[Your assignment]
Look through the listing below, and wherever a line has the string "JSON", copy it.

[Information supplied]
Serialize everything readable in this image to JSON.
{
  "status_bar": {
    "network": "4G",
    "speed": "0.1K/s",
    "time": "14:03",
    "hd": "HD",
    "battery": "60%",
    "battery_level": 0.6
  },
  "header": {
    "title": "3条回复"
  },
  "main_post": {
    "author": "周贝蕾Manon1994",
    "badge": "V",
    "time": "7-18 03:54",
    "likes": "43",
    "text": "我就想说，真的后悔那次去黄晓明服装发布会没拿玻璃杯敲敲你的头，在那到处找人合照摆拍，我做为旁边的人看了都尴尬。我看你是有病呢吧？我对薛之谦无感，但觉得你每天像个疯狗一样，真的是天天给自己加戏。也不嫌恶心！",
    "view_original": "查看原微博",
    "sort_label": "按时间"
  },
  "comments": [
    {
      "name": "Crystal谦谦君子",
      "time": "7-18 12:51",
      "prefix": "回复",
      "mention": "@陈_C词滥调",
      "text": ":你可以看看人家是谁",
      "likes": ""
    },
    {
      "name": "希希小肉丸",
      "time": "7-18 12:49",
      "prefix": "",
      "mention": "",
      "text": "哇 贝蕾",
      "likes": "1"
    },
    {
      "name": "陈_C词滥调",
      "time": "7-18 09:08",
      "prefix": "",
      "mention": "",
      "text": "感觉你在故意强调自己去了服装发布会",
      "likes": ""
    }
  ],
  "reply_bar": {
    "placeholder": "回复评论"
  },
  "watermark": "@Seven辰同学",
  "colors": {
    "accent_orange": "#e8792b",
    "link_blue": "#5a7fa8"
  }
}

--

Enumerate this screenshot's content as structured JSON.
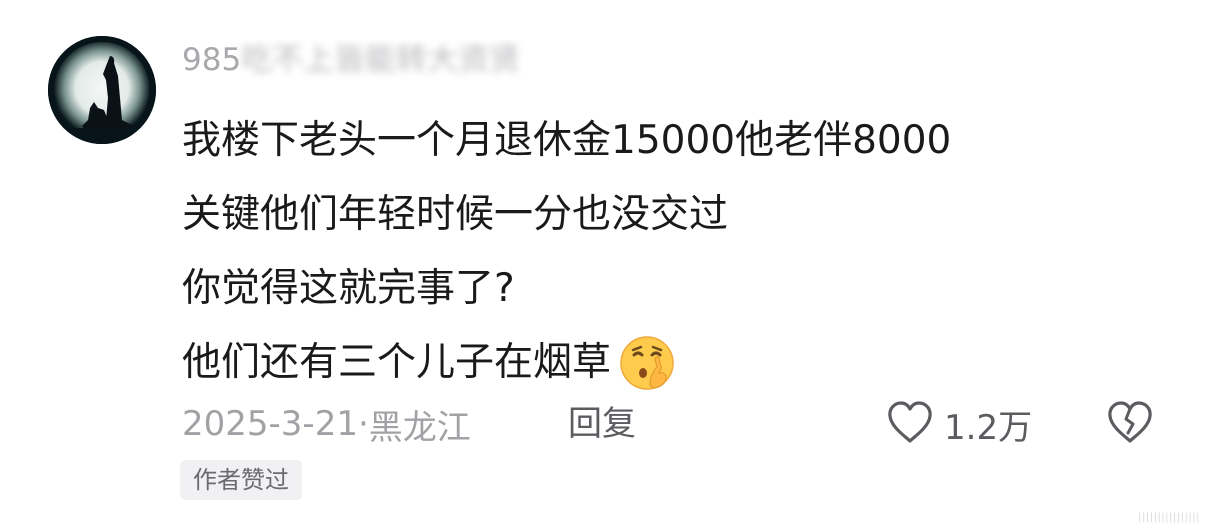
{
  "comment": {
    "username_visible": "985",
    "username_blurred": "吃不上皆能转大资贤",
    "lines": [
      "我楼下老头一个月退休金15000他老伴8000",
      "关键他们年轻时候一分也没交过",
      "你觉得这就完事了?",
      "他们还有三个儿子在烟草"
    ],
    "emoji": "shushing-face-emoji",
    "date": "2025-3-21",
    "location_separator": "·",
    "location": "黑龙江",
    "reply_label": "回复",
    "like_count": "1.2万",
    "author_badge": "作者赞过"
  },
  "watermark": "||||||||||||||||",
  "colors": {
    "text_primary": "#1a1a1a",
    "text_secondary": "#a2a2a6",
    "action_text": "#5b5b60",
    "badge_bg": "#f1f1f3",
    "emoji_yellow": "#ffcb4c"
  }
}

[Result for this exercise]
Serialize everything readable in this image to JSON.
Enumerate this screenshot's content as structured JSON.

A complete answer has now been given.